Eight-hundred Delta Sigma Theta Sorority, Inc. members from throughout the country gathered on Saturday, Feb. 1, in the grand ballroom of Washington, D.C.'s Renaissance Downtown Hotel for the 25th Delta Days at the Nation’s Capital conference.
The Rev. Al Sharpton, President of National Action Network, said Wednesday that he is dismayed by reports of an upcoming charity boxing match between George Zimmerman and rap artist DMX.
John Thompson, former IBM vice president and alumni of Florida A&M University, has been named the new chairman of Microsoft's board of directors, the company announced Tuesday.
The board of directors of the Delta Research and Educational Foundation recently announced the selection of Patricia Watkins Lattimore as its CEO.
The U.S. Postal Service paid tribute Friday to pioneering Congresswoman Shirley Chisholm with the issuance of a limited-edition 37th Black Heritage Forever Stamp during a special ceremony at Brooklyn Borough Hall in Brooklyn, N.Y.
Rep. Marc Veasey (TX-33) was awarded the 2013 Leadership Award by the Century Council, an independent nonprofit organization, this week.
Eight highly accomplished African-American journalists have joined the National Association of Black Journalists' roster of legendary newsmakers.
Stephanie C. Hill, president of Information Systems and Global Solutions at the Lockheed Martin Corporation, has been chosen Black engineer of the year by the Baltimore-based Be Everything You Are organization.
First lady Michelle Obama turned 50 Friday and said she's never felt more confident or clear about who she is as a woman.
The Alexandria City Council is considering eliminating a section of the city code requiring all new north-south roads to be named for Confederate military leaders.
The U.S. Justice Department and the Tobacco-Free Kids Action Fund have reached an agreement with the four major tobacco companies that requires them to spend more than $30 million advertising with the three major television networks and run full-page ads ...
Franklin McCain, one of the "Greensboro Four" who helped end segregation in the South by sitting at a whites-only lunch counter in North Carolina, has died.
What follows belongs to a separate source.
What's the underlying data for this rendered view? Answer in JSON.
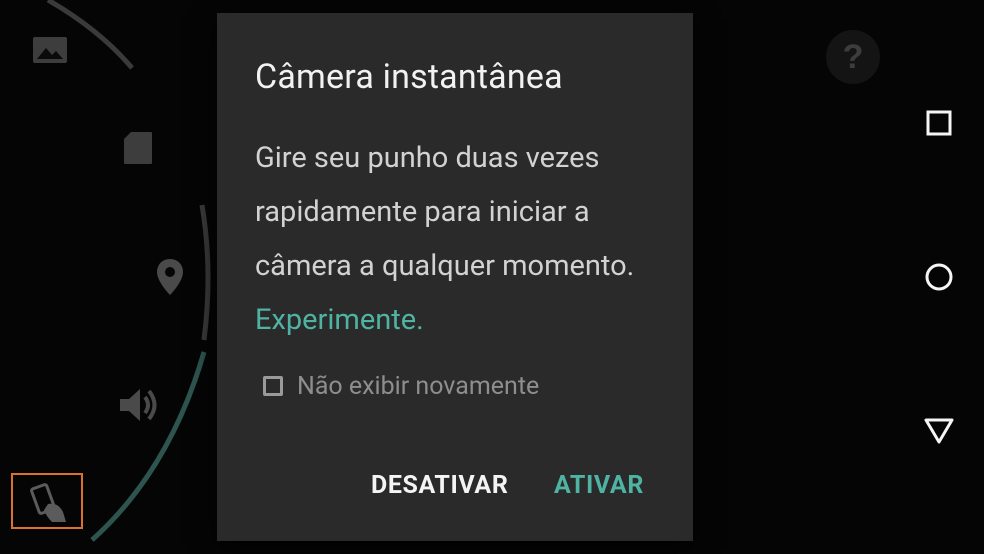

He was 73.
While the Congressional Black Caucus continues to hammer out details of its 2014 agenda, an organization spokesperson said it's a safe bet that poverty and the economy will again top the organization's to-do list this year.
In Black America, the season for giving has also produced another little talked-about reality: Some causes suffer mightily.
Fifty years after President Johnson began a war on poverty, too many poor Americans still live "on the outskirts of hope," Congressional Black Caucus Chair Marcia L. Fudge said on Wednesday, the anniversary of Johnson's declaration.